Exercise description: Every line in the data below that holds "hertz" should be found and copied.

(Web page and app entries)
= = = =

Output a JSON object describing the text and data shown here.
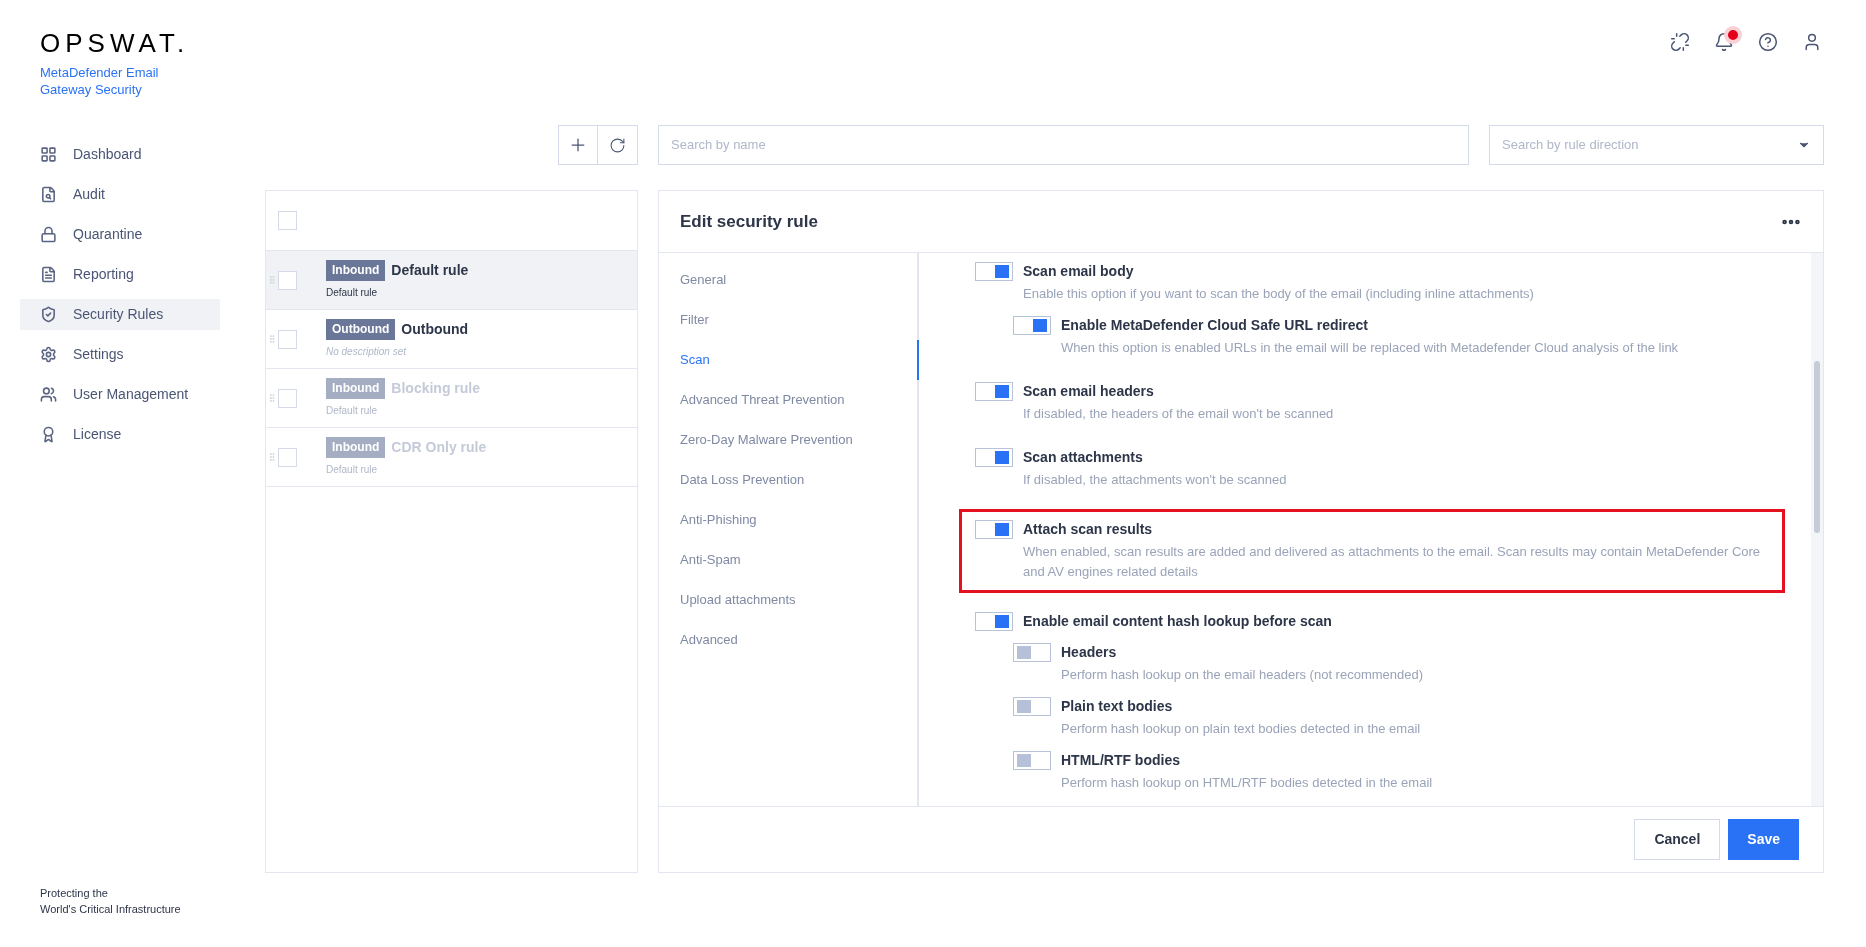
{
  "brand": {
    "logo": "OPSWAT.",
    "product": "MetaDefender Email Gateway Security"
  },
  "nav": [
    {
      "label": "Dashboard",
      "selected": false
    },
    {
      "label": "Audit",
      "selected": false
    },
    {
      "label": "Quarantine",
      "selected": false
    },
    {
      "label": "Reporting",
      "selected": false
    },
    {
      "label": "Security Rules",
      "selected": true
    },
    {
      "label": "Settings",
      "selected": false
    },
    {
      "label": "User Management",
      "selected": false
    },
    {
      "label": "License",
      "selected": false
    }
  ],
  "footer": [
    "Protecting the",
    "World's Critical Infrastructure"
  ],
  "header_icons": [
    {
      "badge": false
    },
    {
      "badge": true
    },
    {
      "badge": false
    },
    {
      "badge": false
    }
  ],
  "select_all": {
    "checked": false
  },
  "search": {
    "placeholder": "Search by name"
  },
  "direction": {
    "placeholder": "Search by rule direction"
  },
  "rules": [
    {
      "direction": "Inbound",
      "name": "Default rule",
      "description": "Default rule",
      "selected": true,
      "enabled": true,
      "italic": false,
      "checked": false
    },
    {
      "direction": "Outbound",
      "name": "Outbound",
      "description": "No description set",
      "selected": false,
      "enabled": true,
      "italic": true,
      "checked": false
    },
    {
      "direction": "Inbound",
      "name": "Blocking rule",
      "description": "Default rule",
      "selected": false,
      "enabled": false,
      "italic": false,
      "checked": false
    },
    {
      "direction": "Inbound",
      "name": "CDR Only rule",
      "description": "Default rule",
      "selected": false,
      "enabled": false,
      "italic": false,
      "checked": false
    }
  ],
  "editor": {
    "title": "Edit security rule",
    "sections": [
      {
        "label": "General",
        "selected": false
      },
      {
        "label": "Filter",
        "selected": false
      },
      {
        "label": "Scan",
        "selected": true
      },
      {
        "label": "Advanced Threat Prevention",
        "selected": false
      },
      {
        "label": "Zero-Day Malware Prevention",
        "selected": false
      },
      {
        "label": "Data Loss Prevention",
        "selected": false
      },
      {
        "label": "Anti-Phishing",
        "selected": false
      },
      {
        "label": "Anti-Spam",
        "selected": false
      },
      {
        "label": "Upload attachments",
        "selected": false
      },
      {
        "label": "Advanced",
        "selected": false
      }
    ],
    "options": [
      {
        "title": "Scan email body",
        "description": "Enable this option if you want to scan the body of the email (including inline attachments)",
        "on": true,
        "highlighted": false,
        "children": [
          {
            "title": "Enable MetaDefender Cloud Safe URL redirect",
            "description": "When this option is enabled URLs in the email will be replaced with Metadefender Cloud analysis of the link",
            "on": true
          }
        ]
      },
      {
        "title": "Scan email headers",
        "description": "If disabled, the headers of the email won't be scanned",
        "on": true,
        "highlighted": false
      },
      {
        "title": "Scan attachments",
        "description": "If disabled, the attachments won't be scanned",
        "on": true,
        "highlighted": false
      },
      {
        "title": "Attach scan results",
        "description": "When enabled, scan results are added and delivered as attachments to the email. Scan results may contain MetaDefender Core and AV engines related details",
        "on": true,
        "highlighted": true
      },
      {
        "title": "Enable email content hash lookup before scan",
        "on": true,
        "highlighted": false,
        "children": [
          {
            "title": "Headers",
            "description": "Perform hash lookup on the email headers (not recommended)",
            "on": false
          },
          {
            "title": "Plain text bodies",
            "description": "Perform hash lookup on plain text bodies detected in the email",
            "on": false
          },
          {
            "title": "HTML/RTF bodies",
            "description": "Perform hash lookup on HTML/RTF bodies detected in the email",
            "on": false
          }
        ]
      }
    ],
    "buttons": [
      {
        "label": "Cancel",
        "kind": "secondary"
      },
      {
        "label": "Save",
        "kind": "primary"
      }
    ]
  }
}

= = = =

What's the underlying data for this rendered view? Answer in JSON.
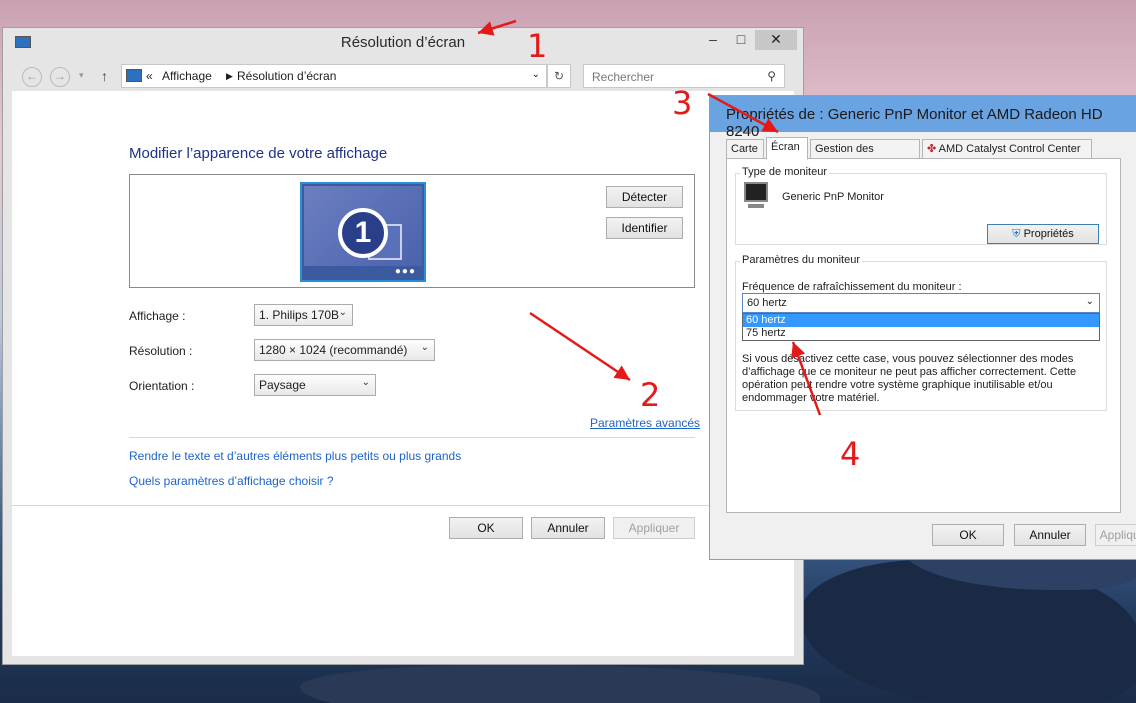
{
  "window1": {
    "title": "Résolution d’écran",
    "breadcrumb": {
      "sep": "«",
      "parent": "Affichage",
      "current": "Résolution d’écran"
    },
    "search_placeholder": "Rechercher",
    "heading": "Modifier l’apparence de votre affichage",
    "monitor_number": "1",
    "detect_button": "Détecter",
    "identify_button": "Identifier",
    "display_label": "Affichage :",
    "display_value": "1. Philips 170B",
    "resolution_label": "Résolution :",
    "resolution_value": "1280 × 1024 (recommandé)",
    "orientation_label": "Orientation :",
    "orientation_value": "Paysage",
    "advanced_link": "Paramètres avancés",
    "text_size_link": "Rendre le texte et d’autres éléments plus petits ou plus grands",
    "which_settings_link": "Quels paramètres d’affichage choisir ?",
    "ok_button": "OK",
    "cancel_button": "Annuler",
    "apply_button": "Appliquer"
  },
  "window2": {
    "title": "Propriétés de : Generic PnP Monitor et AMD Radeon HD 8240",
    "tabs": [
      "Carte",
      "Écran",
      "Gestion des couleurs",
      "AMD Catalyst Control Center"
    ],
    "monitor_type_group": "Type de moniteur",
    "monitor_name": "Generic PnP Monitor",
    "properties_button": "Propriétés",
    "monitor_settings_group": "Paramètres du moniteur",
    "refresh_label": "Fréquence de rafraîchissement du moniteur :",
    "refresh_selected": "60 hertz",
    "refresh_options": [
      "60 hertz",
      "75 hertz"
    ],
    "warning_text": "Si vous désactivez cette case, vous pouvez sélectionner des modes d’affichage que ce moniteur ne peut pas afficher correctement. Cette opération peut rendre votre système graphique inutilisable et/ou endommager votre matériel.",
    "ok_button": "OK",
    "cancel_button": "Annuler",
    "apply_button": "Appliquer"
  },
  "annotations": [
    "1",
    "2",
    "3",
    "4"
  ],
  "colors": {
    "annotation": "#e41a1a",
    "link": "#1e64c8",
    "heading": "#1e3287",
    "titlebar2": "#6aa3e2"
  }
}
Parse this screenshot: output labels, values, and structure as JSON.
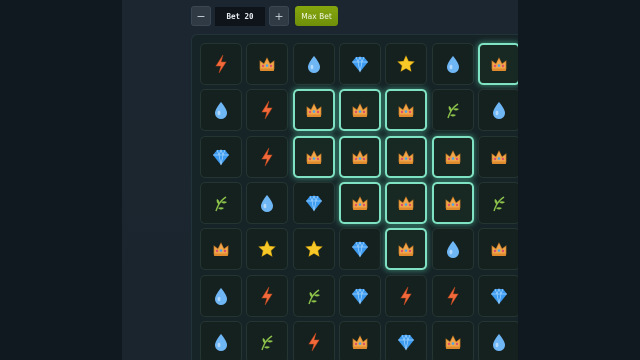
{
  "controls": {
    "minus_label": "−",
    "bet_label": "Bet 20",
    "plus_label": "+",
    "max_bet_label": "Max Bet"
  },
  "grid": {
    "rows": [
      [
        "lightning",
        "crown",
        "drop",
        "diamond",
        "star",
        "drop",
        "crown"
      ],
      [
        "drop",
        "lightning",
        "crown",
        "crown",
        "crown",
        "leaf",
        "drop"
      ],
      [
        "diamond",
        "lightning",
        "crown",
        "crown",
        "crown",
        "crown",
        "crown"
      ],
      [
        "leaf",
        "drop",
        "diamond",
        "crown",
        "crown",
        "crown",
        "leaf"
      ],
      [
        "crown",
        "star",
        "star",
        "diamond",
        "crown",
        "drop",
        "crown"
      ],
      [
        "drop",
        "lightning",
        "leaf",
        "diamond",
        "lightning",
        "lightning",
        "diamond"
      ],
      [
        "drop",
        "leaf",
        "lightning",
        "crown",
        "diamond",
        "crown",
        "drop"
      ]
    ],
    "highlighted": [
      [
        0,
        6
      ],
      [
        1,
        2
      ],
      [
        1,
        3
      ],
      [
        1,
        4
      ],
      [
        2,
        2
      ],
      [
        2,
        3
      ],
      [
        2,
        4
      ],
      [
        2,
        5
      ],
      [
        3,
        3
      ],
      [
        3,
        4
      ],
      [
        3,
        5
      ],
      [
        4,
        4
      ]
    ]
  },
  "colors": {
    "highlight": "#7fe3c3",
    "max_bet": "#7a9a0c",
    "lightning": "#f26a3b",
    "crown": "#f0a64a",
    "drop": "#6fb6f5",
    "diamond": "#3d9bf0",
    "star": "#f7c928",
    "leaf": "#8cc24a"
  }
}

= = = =

Exercise output:
    "refresh_selected": "60 hertz",
      "60 hertz",
      "75 hertz"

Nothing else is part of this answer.